I’ve long been a fan of St. Francis de Sales. He is, after all, the patron saint of writers and journalists – a score for me on both counts. He also is the patron saint of the Archdiocese of Milwaukee, my home diocese.
Now I have a reason to love him even more.
Enter a new book by Father John Burns, Lift Up Your Heart: A 10-Day personal Retreat with St. Francis de Sales. (2017, Ave Maria Press $13.95).
The retreat is based on St. Francis de Sales’ spiritual classic, Introduction to the Devout Life, which Father Burns credits for his profound re-conversion experience. In his own words, he explains it:

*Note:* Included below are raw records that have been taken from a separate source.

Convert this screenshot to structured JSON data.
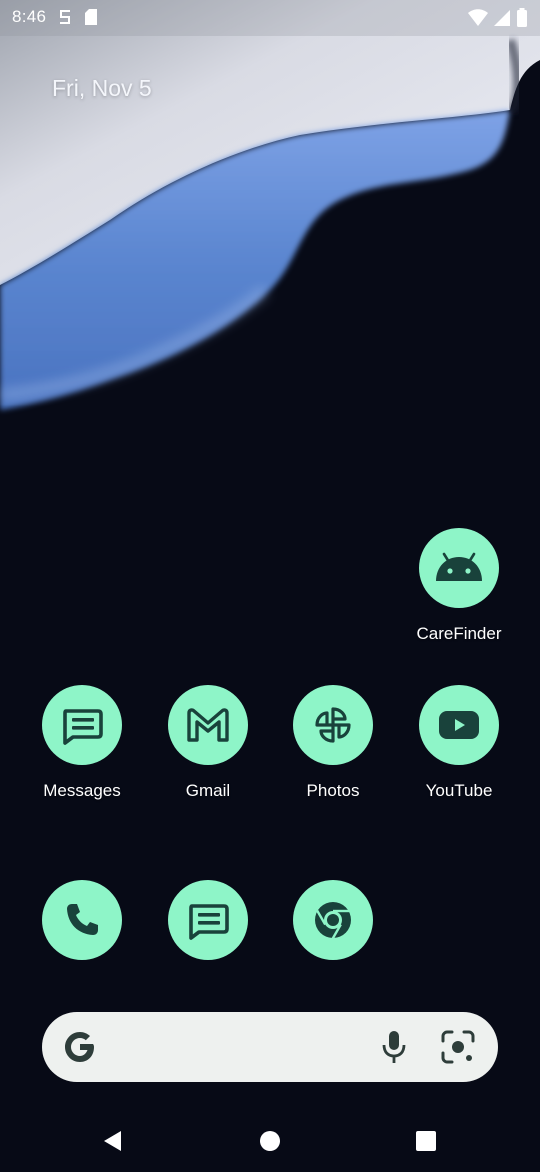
{
  "colors": {
    "background": "#070a16",
    "icon_bg": "#8ef5c8",
    "icon_fg": "#19423b",
    "search_bg": "#eef1ef",
    "search_icon": "#2e3d3a",
    "text": "#ffffff"
  },
  "status_bar": {
    "time": "8:46",
    "left_icons": [
      "s-icon",
      "sd-card-icon"
    ],
    "right_icons": [
      "wifi-icon",
      "signal-icon",
      "battery-icon"
    ]
  },
  "date_widget": {
    "text": "Fri, Nov 5"
  },
  "apps": {
    "carefinder": {
      "label": "CareFinder",
      "icon": "android-icon"
    },
    "messages": {
      "label": "Messages",
      "icon": "messages-icon"
    },
    "gmail": {
      "label": "Gmail",
      "icon": "gmail-icon"
    },
    "photos": {
      "label": "Photos",
      "icon": "photos-icon"
    },
    "youtube": {
      "label": "YouTube",
      "icon": "youtube-icon"
    }
  },
  "dock": [
    {
      "icon": "phone-icon"
    },
    {
      "icon": "messages-icon"
    },
    {
      "icon": "chrome-icon"
    }
  ],
  "search_bar": {
    "icons": [
      "google-g-icon",
      "mic-icon",
      "lens-icon"
    ]
  },
  "nav_bar": {
    "buttons": [
      "back-icon",
      "home-icon",
      "recents-icon"
    ]
  }
}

With my faith on the periphery, my life slid into tepidity and even boredom despite having attained so much of what I thought I wanted. At first little more than an itch, I eventually found myself haunted by a thirst for something more. I searched for fulfillment in pleasure, popularity, possessions, and whatever else I saw making others apparently happy. I was, in hind sight, half asleep. I was unable to awaken within myself that rich movement of grace that opens the eyes of the heart to the deeper realities of human existence. I was unable to understand the need to turn my heart to its true purpose, it’s Alpha and Omega, the Lord of all things. This turning, conversion, I have learned, typically happens through the assistance of others who truly know the ways of Jesus Christ. In the throes of an unfulfilling existence, I needed the help of a master. I stumbled across a book by St. Francis de Sales, called Introduction to the Devout Life. It literally changed my life.
I daresay this retreat will change yours.
The author admits that this is not an easy retreat to make, but then again anything worth having is worth having worked for. The retreat includes topics that can sometimes be “difficult for the modern mind and heart to engage” such as death, judgment, heaven, and hell as well as angels, demons, the saints and the love of God.
Each day of the retreat begins with a meditation that leads the reader more deeply into self-knowledge and at the same time deeper into the truth of our faith and God’s love. It then suggests a focus for the day’s prayer and concludes with the prayer itself.
The fifth meditation On Death has tackled with wisdom and hope a topic that could be sullen and frightening:
The essential truths of our faith empty this fear, and radically so. The communion to which we are called, indeed for which we are made, is more profound and complete than even anything we could experience here in this life. In our time here, every joy, every love, every communion is simply a foretaste of what is potentially to come. No matter how perfect and joyful it may be, life here is punctuated by sin: even though ‘the just fall seven times, they rise again’ (Prv 24:16). Our communion and love here, certainly blessed and wonderful but incomplete and imperfect, stirs up a greater ardor for that which is to come. Heaven is ultimate, eternal and unbroken communion with God and with the angels and saints. We will consider this later in more detail, but for now we must allow faith, hope, and love to lift us out of the fear of death. Death is simply a passing point, from intermittent communion into, please God, perfect communion.
The prayer focus for the day is encouraging as well:
Embrace the gift of your freedom and gratitude and awareness of the passage of time. Consider the importance of real, faithful relationships. Ask yourself where you cling to material or passing things and where you cling to control. Prayerfully, constantly, consider the inevitable reality of your death. Ask God’s grace in reorienting and reordering your whole life toward charity, love of God and love of neighbor. Ask for the grace to waste not a moment of the time given to you by God before that reality arrives.
That paragraph is followed by this prayer:
Lord God, grant me always the grace to live each and every moment as if it were my last. Help me always to set my gaze upon eternity and to cherish the flow of each earthly moment as one filled with your presence. Help me to see the time allotted to me here and now as a blessed chance to glorify you and to praise you by imitating Christ and living the Gospel. Help me always to live in a state of readiness, knowing neither the day nor the hour. And please, Oh God, grant me the gift of a happy death and a peaceful passing into the fullness of your embrace. Amen.
Lift up Your Heart is amazing, but what I find perhaps even more amazing is that Father Burns wrote it in longhand in a single sitting while in Eucharistic Adoration. Talk about movement of the Spirit!
There is another thing about Father Burn’s book that astonishes me as well. All the proceeds from sales of Lift up Your Heart will be directly donated to St. Francis de Sales Seminary. What a remarkable witness of his love for his vocation and dedication to promotion of the priesthood!
Certainly, this 10-day retreat needs to go on your Lenten reading list. Granted, it spans just 10 days, but it’s packed with spiritual gems that will last all the 40 days of Lent. And far beyond.